*** DATA TO USE Section Begins ***

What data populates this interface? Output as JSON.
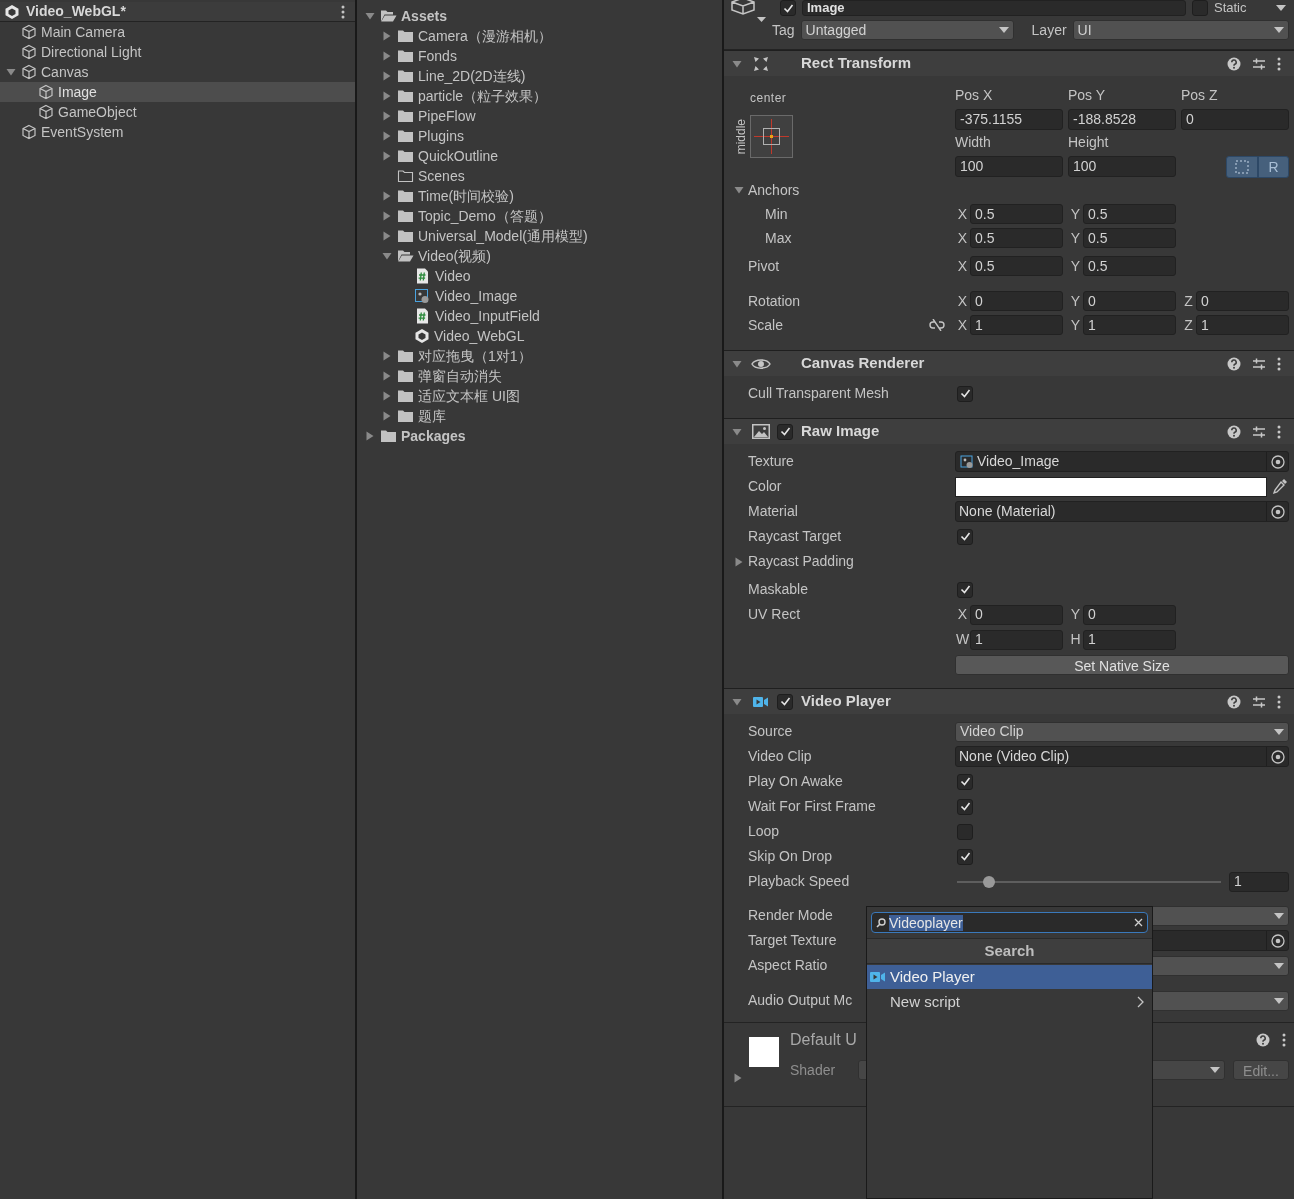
{
  "hierarchy": {
    "title": "Video_WebGL*",
    "items": [
      {
        "label": "Main Camera",
        "selected": false
      },
      {
        "label": "Directional Light",
        "selected": false
      },
      {
        "label": "Canvas",
        "selected": false,
        "expanded": true,
        "children": [
          {
            "label": "Image",
            "selected": true
          },
          {
            "label": "GameObject",
            "selected": false
          }
        ]
      },
      {
        "label": "EventSystem",
        "selected": false
      }
    ]
  },
  "project": {
    "items": [
      {
        "label": "Assets",
        "kind": "folder",
        "selected": false,
        "expanded": true,
        "children": [
          {
            "label": "Camera（漫游相机）",
            "kind": "folder",
            "selected": false,
            "expanded": false
          },
          {
            "label": "Fonds",
            "kind": "folder",
            "selected": false,
            "expanded": false
          },
          {
            "label": "Line_2D(2D连线)",
            "kind": "folder",
            "selected": false,
            "expanded": false
          },
          {
            "label": "particle（粒子效果）",
            "kind": "folder",
            "selected": false,
            "expanded": false
          },
          {
            "label": "PipeFlow",
            "kind": "folder",
            "selected": false,
            "expanded": false
          },
          {
            "label": "Plugins",
            "kind": "folder",
            "selected": false,
            "expanded": false
          },
          {
            "label": "QuickOutline",
            "kind": "folder",
            "selected": false,
            "expanded": false
          },
          {
            "label": "Scenes",
            "kind": "empty_folder",
            "selected": false
          },
          {
            "label": "Time(时间校验)",
            "kind": "folder",
            "selected": false,
            "expanded": false
          },
          {
            "label": "Topic_Demo（答题）",
            "kind": "folder",
            "selected": false,
            "expanded": false
          },
          {
            "label": "Universal_Model(通用模型)",
            "kind": "folder",
            "selected": false,
            "expanded": false
          },
          {
            "label": "Video(视频)",
            "kind": "folder",
            "selected": false,
            "expanded": true,
            "children": [
              {
                "label": "Video",
                "kind": "script",
                "selected": false
              },
              {
                "label": "Video_Image",
                "kind": "texture",
                "selected": false
              },
              {
                "label": "Video_InputField",
                "kind": "script",
                "selected": false
              },
              {
                "label": "Video_WebGL",
                "kind": "scene",
                "selected": false
              }
            ]
          },
          {
            "label": "对应拖曳（1对1）",
            "kind": "folder",
            "selected": false,
            "expanded": false
          },
          {
            "label": "弹窗自动消失",
            "kind": "folder",
            "selected": false,
            "expanded": false
          },
          {
            "label": "适应文本框 UI图",
            "kind": "folder",
            "selected": false,
            "expanded": false
          },
          {
            "label": "题库",
            "kind": "folder",
            "selected": false,
            "expanded": false
          }
        ]
      },
      {
        "label": "Packages",
        "kind": "folder",
        "selected": false,
        "expanded": false
      }
    ]
  },
  "inspector": {
    "header": {
      "active": true,
      "name": "Image",
      "static": false,
      "static_label": "Static",
      "tag_label": "Tag",
      "tag": "Untagged",
      "layer_label": "Layer",
      "layer": "UI"
    },
    "components": [
      {
        "kind": "rect_transform",
        "title": "Rect Transform",
        "expanded": true,
        "anchor_preset": {
          "horizontal": "center",
          "vertical": "middle"
        },
        "position": [
          {
            "label": "Pos X",
            "value": "-375.1155"
          },
          {
            "label": "Pos Y",
            "value": "-188.8528"
          },
          {
            "label": "Pos Z",
            "value": "0"
          }
        ],
        "size": [
          {
            "label": "Width",
            "value": "100"
          },
          {
            "label": "Height",
            "value": "100"
          }
        ],
        "blueprint_mode": true,
        "raw_edit_mode": true,
        "raw_edit_label": "R",
        "anchors": {
          "label": "Anchors",
          "expanded": true,
          "rows": [
            {
              "label": "Min",
              "fields": [
                {
                  "axis": "X",
                  "value": "0.5"
                },
                {
                  "axis": "Y",
                  "value": "0.5"
                }
              ]
            },
            {
              "label": "Max",
              "fields": [
                {
                  "axis": "X",
                  "value": "0.5"
                },
                {
                  "axis": "Y",
                  "value": "0.5"
                }
              ]
            }
          ]
        },
        "rows": [
          {
            "label": "Pivot",
            "fields": [
              {
                "axis": "X",
                "value": "0.5"
              },
              {
                "axis": "Y",
                "value": "0.5"
              }
            ]
          },
          {
            "label": "Rotation",
            "fields": [
              {
                "axis": "X",
                "value": "0"
              },
              {
                "axis": "Y",
                "value": "0"
              },
              {
                "axis": "Z",
                "value": "0"
              }
            ]
          },
          {
            "label": "Scale",
            "constrain_proportions": false,
            "fields": [
              {
                "axis": "X",
                "value": "1"
              },
              {
                "axis": "Y",
                "value": "1"
              },
              {
                "axis": "Z",
                "value": "1"
              }
            ]
          }
        ]
      },
      {
        "kind": "canvas_renderer",
        "title": "Canvas Renderer",
        "expanded": true,
        "rows": [
          {
            "kind": "checkbox",
            "label": "Cull Transparent Mesh",
            "checked": true
          }
        ]
      },
      {
        "kind": "raw_image",
        "title": "Raw Image",
        "enabled": true,
        "expanded": true,
        "rows": [
          {
            "kind": "texture_object",
            "label": "Texture",
            "value": "Video_Image"
          },
          {
            "kind": "color",
            "label": "Color",
            "color": "#ffffff"
          },
          {
            "kind": "object",
            "label": "Material",
            "value": "None (Material)"
          },
          {
            "kind": "checkbox",
            "label": "Raycast Target",
            "checked": true
          },
          {
            "kind": "foldout",
            "label": "Raycast Padding",
            "expanded": false
          },
          {
            "kind": "checkbox",
            "label": "Maskable",
            "checked": true
          },
          {
            "kind": "vector",
            "label": "UV Rect",
            "fields": [
              {
                "axis": "X",
                "value": "0"
              },
              {
                "axis": "Y",
                "value": "0"
              }
            ]
          },
          {
            "kind": "vector",
            "fields": [
              {
                "axis": "W",
                "value": "1"
              },
              {
                "axis": "H",
                "value": "1"
              }
            ]
          },
          {
            "kind": "button",
            "label": "Set Native Size"
          }
        ]
      },
      {
        "kind": "video_player",
        "title": "Video Player",
        "enabled": true,
        "expanded": true,
        "rows": [
          {
            "kind": "dropdown",
            "label": "Source",
            "value": "Video Clip"
          },
          {
            "kind": "object",
            "label": "Video Clip",
            "value": "None (Video Clip)"
          },
          {
            "kind": "checkbox",
            "label": "Play On Awake",
            "checked": true
          },
          {
            "kind": "checkbox",
            "label": "Wait For First Frame",
            "checked": true
          },
          {
            "kind": "checkbox",
            "label": "Loop",
            "checked": false
          },
          {
            "kind": "checkbox",
            "label": "Skip On Drop",
            "checked": true
          },
          {
            "kind": "slider",
            "label": "Playback Speed",
            "level": 0.12,
            "value": "1"
          },
          {
            "kind": "dropdown",
            "label": "Render Mode"
          },
          {
            "kind": "object",
            "label": "Target Texture"
          },
          {
            "kind": "dropdown",
            "label": "Aspect Ratio"
          },
          {
            "kind": "dropdown",
            "label": "Audio Output Mc"
          }
        ]
      }
    ],
    "material": {
      "name": "Default U",
      "shader_label": "Shader",
      "edit_label": "Edit...",
      "expanded": false
    }
  },
  "popup": {
    "search": "Videoplayer",
    "header": "Search",
    "items": [
      {
        "label": "Video Player",
        "kind": "component",
        "selected": true
      },
      {
        "label": "New script",
        "kind": "submenu",
        "selected": false
      }
    ]
  }
}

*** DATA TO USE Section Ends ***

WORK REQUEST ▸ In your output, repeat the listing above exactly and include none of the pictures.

PROBLEM SOLUTION ▸
What data populates this interface? Output as JSON.
{
  "hierarchy": {
    "title": "Video_WebGL*",
    "items": [
      {
        "label": "Main Camera",
        "selected": false
      },
      {
        "label": "Directional Light",
        "selected": false
      },
      {
        "label": "Canvas",
        "selected": false,
        "expanded": true,
        "children": [
          {
            "label": "Image",
            "selected": true
          },
          {
            "label": "GameObject",
            "selected": false
          }
        ]
      },
      {
        "label": "EventSystem",
        "selected": false
      }
    ]
  },
  "project": {
    "items": [
      {
        "label": "Assets",
        "kind": "folder",
        "selected": false,
        "expanded": true,
        "children": [
          {
            "label": "Camera（漫游相机）",
            "kind": "folder",
            "selected": false,
            "expanded": false
          },
          {
            "label": "Fonds",
            "kind": "folder",
            "selected": false,
            "expanded": false
          },
          {
            "label": "Line_2D(2D连线)",
            "kind": "folder",
            "selected": false,
            "expanded": false
          },
          {
            "label": "particle（粒子效果）",
            "kind": "folder",
            "selected": false,
            "expanded": false
          },
          {
            "label": "PipeFlow",
            "kind": "folder",
            "selected": false,
            "expanded": false
          },
          {
            "label": "Plugins",
            "kind": "folder",
            "selected": false,
            "expanded": false
          },
          {
            "label": "QuickOutline",
            "kind": "folder",
            "selected": false,
            "expanded": false
          },
          {
            "label": "Scenes",
            "kind": "empty_folder",
            "selected": false
          },
          {
            "label": "Time(时间校验)",
            "kind": "folder",
            "selected": false,
            "expanded": false
          },
          {
            "label": "Topic_Demo（答题）",
            "kind": "folder",
            "selected": false,
            "expanded": false
          },
          {
            "label": "Universal_Model(通用模型)",
            "kind": "folder",
            "selected": false,
            "expanded": false
          },
          {
            "label": "Video(视频)",
            "kind": "folder",
            "selected": false,
            "expanded": true,
            "children": [
              {
                "label": "Video",
                "kind": "script",
                "selected": false
              },
              {
                "label": "Video_Image",
                "kind": "texture",
                "selected": false
              },
              {
                "label": "Video_InputField",
                "kind": "script",
                "selected": false
              },
              {
                "label": "Video_WebGL",
                "kind": "scene",
                "selected": false
              }
            ]
          },
          {
            "label": "对应拖曳（1对1）",
            "kind": "folder",
            "selected": false,
            "expanded": false
          },
          {
            "label": "弹窗自动消失",
            "kind": "folder",
            "selected": false,
            "expanded": false
          },
          {
            "label": "适应文本框 UI图",
            "kind": "folder",
            "selected": false,
            "expanded": false
          },
          {
            "label": "题库",
            "kind": "folder",
            "selected": false,
            "expanded": false
          }
        ]
      },
      {
        "label": "Packages",
        "kind": "folder",
        "selected": false,
        "expanded": false
      }
    ]
  },
  "inspector": {
    "header": {
      "active": true,
      "name": "Image",
      "static": false,
      "static_label": "Static",
      "tag_label": "Tag",
      "tag": "Untagged",
      "layer_label": "Layer",
      "layer": "UI"
    },
    "components": [
      {
        "kind": "rect_transform",
        "title": "Rect Transform",
        "expanded": true,
        "anchor_preset": {
          "horizontal": "center",
          "vertical": "middle"
        },
        "position": [
          {
            "label": "Pos X",
            "value": "-375.1155"
          },
          {
            "label": "Pos Y",
            "value": "-188.8528"
          },
          {
            "label": "Pos Z",
            "value": "0"
          }
        ],
        "size": [
          {
            "label": "Width",
            "value": "100"
          },
          {
            "label": "Height",
            "value": "100"
          }
        ],
        "blueprint_mode": true,
        "raw_edit_mode": true,
        "raw_edit_label": "R",
        "anchors": {
          "label": "Anchors",
          "expanded": true,
          "rows": [
            {
              "label": "Min",
              "fields": [
                {
                  "axis": "X",
                  "value": "0.5"
                },
                {
                  "axis": "Y",
                  "value": "0.5"
                }
              ]
            },
            {
              "label": "Max",
              "fields": [
                {
                  "axis": "X",
                  "value": "0.5"
                },
                {
                  "axis": "Y",
                  "value": "0.5"
                }
              ]
            }
          ]
        },
        "rows": [
          {
            "label": "Pivot",
            "fields": [
              {
                "axis": "X",
                "value": "0.5"
              },
              {
                "axis": "Y",
                "value": "0.5"
              }
            ]
          },
          {
            "label": "Rotation",
            "fields": [
              {
                "axis": "X",
                "value": "0"
              },
              {
                "axis": "Y",
                "value": "0"
              },
              {
                "axis": "Z",
                "value": "0"
              }
            ]
          },
          {
            "label": "Scale",
            "constrain_proportions": false,
            "fields": [
              {
                "axis": "X",
                "value": "1"
              },
              {
                "axis": "Y",
                "value": "1"
              },
              {
                "axis": "Z",
                "value": "1"
              }
            ]
          }
        ]
      },
      {
        "kind": "canvas_renderer",
        "title": "Canvas Renderer",
        "expanded": true,
        "rows": [
          {
            "kind": "checkbox",
            "label": "Cull Transparent Mesh",
            "checked": true
          }
        ]
      },
      {
        "kind": "raw_image",
        "title": "Raw Image",
        "enabled": true,
        "expanded": true,
        "rows": [
          {
            "kind": "texture_object",
            "label": "Texture",
            "value": "Video_Image"
          },
          {
            "kind": "color",
            "label": "Color",
            "color": "#ffffff"
          },
          {
            "kind": "object",
            "label": "Material",
            "value": "None (Material)"
          },
          {
            "kind": "checkbox",
            "label": "Raycast Target",
            "checked": true
          },
          {
            "kind": "foldout",
            "label": "Raycast Padding",
            "expanded": false
          },
          {
            "kind": "checkbox",
            "label": "Maskable",
            "checked": true
          },
          {
            "kind": "vector",
            "label": "UV Rect",
            "fields": [
              {
                "axis": "X",
                "value": "0"
              },
              {
                "axis": "Y",
                "value": "0"
              }
            ]
          },
          {
            "kind": "vector",
            "fields": [
              {
                "axis": "W",
                "value": "1"
              },
              {
                "axis": "H",
                "value": "1"
              }
            ]
          },
          {
            "kind": "button",
            "label": "Set Native Size"
          }
        ]
      },
      {
        "kind": "video_player",
        "title": "Video Player",
        "enabled": true,
        "expanded": true,
        "rows": [
          {
            "kind": "dropdown",
            "label": "Source",
            "value": "Video Clip"
          },
          {
            "kind": "object",
            "label": "Video Clip",
            "value": "None (Video Clip)"
          },
          {
            "kind": "checkbox",
            "label": "Play On Awake",
            "checked": true
          },
          {
            "kind": "checkbox",
            "label": "Wait For First Frame",
            "checked": true
          },
          {
            "kind": "checkbox",
            "label": "Loop",
            "checked": false
          },
          {
            "kind": "checkbox",
            "label": "Skip On Drop",
            "checked": true
          },
          {
            "kind": "slider",
            "label": "Playback Speed",
            "level": 0.12,
            "value": "1"
          },
          {
            "kind": "dropdown",
            "label": "Render Mode"
          },
          {
            "kind": "object",
            "label": "Target Texture"
          },
          {
            "kind": "dropdown",
            "label": "Aspect Ratio"
          },
          {
            "kind": "dropdown",
            "label": "Audio Output Mc"
          }
        ]
      }
    ],
    "material": {
      "name": "Default U",
      "shader_label": "Shader",
      "edit_label": "Edit...",
      "expanded": false
    }
  },
  "popup": {
    "search": "Videoplayer",
    "header": "Search",
    "items": [
      {
        "label": "Video Player",
        "kind": "component",
        "selected": true
      },
      {
        "label": "New script",
        "kind": "submenu",
        "selected": false
      }
    ]
  }
}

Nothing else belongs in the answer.